WHAT YOU ARE ASKED TO DO: When a line of the records below contains the string "icon", copy that whole line.
================
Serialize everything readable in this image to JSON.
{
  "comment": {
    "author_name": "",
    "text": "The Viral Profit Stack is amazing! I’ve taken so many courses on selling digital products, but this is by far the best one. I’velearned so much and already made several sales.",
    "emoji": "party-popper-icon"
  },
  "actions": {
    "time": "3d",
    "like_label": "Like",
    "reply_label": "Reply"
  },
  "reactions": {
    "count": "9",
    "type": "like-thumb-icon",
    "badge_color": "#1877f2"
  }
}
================
OUTPUT OF THE EXERCISE:
    "emoji": "party-popper-icon"
    "type": "like-thumb-icon",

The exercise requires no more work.